When Clinton’s initiative began, corporations tended to show up and write checks to fund humanitarian programs. Now many see their philanthropy in terms of investment opportunities.
In the past five years, there have been more than 1,700 commitments worth $57 billion that the group says have improved the lives of 220 million people in more than 170 countries.
Clinton said he would hold a session on the Middle East with Palestinian Prime Minister Salam Fayyad and Israeli President Shimon Peres, focusing on “what happens if there is a peace agreement, how can you make the peace take hold.”
“The last thing I am trying to do is get back into the negotiations, I feel quite comfortable with the people that are handling it for our country,” said Clinton, who pursued peace in the Middle East as U.S. president. This month Hillary Clinton hosted the first direct talks between the countries in nearly two years.
The Clinton Global Initiative was found to be the most popular summit for chief executives in 2009, according to a study by public relations firm Weber Shandwick. Attendees pay $20,000 to be there and the rules state that if participants do not make or fail to keep a commitment they cannot return.
Clinton said he would continue his philanthropic summit for as long as it was relevant.
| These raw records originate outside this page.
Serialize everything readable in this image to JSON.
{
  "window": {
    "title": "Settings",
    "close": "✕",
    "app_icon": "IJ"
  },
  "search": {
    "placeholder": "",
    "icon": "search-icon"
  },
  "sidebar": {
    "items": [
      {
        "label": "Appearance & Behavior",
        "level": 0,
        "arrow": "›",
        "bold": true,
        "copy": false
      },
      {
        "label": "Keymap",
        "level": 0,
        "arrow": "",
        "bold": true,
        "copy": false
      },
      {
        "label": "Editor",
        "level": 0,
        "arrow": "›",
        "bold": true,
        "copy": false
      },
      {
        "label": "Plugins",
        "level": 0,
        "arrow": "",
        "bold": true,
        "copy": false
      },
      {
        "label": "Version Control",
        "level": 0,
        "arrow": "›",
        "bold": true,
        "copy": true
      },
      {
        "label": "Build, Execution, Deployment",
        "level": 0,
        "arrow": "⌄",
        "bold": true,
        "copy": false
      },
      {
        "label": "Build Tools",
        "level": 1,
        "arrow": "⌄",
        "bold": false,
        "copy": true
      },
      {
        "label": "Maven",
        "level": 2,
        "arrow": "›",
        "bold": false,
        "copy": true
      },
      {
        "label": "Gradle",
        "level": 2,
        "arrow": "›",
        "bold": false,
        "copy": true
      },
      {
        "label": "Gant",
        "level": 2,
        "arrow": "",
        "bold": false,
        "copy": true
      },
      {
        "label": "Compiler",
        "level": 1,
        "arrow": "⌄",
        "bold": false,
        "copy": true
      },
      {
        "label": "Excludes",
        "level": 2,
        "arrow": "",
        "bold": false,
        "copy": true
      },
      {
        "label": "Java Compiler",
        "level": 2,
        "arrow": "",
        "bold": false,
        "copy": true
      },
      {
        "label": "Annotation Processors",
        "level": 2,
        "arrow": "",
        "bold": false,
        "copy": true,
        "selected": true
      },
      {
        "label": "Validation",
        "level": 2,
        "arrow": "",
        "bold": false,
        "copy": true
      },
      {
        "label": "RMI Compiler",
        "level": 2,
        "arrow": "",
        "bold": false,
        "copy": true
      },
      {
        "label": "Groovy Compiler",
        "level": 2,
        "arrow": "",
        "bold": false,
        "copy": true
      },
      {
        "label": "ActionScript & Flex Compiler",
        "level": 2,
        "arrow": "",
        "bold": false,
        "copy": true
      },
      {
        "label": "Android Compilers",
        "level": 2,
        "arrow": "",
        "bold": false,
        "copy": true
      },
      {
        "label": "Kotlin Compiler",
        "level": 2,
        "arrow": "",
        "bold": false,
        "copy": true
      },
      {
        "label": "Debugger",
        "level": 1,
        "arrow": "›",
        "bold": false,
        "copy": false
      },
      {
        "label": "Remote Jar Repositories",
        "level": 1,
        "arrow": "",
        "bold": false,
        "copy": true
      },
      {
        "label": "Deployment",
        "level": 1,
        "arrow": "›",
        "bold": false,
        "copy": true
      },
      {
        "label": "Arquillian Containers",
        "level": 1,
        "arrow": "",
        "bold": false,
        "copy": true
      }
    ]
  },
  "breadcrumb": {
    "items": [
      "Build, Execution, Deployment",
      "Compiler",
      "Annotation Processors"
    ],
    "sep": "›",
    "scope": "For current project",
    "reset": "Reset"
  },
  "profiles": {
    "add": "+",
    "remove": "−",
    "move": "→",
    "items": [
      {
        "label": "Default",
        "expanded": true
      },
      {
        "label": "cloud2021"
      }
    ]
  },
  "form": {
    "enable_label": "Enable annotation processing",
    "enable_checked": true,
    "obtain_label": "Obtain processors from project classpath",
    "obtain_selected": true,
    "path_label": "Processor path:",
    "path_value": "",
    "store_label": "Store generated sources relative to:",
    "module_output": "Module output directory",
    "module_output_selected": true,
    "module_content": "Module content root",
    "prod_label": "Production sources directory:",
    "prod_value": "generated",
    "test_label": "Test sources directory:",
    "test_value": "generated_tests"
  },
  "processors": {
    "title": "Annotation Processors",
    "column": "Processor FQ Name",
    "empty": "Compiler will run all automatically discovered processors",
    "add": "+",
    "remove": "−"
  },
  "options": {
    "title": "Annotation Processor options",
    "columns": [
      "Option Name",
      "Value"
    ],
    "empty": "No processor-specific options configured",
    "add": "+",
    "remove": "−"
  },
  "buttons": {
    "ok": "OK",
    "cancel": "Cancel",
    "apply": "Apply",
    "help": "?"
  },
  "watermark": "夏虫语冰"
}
Additional reporting by Andrew Quinn, editing by Mark Egan and Cynthia Osterman